§ **EXERCISE**: Every entry must be copied word for word.

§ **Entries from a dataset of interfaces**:
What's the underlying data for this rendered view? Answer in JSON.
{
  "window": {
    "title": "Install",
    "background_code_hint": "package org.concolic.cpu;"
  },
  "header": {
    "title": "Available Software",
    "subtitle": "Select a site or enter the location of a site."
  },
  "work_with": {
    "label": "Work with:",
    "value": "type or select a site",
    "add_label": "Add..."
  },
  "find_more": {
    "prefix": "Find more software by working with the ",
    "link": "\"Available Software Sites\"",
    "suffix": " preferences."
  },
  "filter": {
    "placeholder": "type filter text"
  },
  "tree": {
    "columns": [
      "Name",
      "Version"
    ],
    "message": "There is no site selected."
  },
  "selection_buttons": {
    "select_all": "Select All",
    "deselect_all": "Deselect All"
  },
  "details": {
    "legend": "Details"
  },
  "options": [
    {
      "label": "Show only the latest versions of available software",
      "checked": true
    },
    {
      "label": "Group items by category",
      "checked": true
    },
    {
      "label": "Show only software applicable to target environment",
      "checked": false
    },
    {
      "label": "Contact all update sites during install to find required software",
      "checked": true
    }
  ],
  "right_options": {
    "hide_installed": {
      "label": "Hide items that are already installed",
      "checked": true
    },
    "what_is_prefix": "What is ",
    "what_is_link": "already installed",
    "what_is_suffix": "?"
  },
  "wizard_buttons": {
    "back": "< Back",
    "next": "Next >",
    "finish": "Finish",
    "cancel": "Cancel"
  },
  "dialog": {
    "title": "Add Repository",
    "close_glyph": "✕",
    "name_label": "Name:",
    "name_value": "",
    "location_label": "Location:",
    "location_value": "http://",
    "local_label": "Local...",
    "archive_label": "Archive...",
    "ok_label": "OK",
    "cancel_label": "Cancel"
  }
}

§ **SOLVED PROBLEM**:
What's the underlying data for this rendered view? Answer in JSON.
{
  "window": {
    "title": "Install",
    "background_code_hint": "package org.concolic.cpu;"
  },
  "header": {
    "title": "Available Software",
    "subtitle": "Select a site or enter the location of a site."
  },
  "work_with": {
    "label": "Work with:",
    "value": "type or select a site",
    "add_label": "Add..."
  },
  "find_more": {
    "prefix": "Find more software by working with the ",
    "link": "\"Available Software Sites\"",
    "suffix": " preferences."
  },
  "filter": {
    "placeholder": "type filter text"
  },
  "tree": {
    "columns": [
      "Name",
      "Version"
    ],
    "message": "There is no site selected."
  },
  "selection_buttons": {
    "select_all": "Select All",
    "deselect_all": "Deselect All"
  },
  "details": {
    "legend": "Details"
  },
  "options": [
    {
      "label": "Show only the latest versions of available software",
      "checked": true
    },
    {
      "label": "Group items by category",
      "checked": true
    },
    {
      "label": "Show only software applicable to target environment",
      "checked": false
    },
    {
      "label": "Contact all update sites during install to find required software",
      "checked": true
    }
  ],
  "right_options": {
    "hide_installed": {
      "label": "Hide items that are already installed",
      "checked": true
    },
    "what_is_prefix": "What is ",
    "what_is_link": "already installed",
    "what_is_suffix": "?"
  },
  "wizard_buttons": {
    "back": "< Back",
    "next": "Next >",
    "finish": "Finish",
    "cancel": "Cancel"
  },
  "dialog": {
    "title": "Add Repository",
    "close_glyph": "✕",
    "name_label": "Name:",
    "name_value": "",
    "location_label": "Location:",
    "location_value": "http://",
    "local_label": "Local...",
    "archive_label": "Archive...",
    "ok_label": "OK",
    "cancel_label": "Cancel"
  }
}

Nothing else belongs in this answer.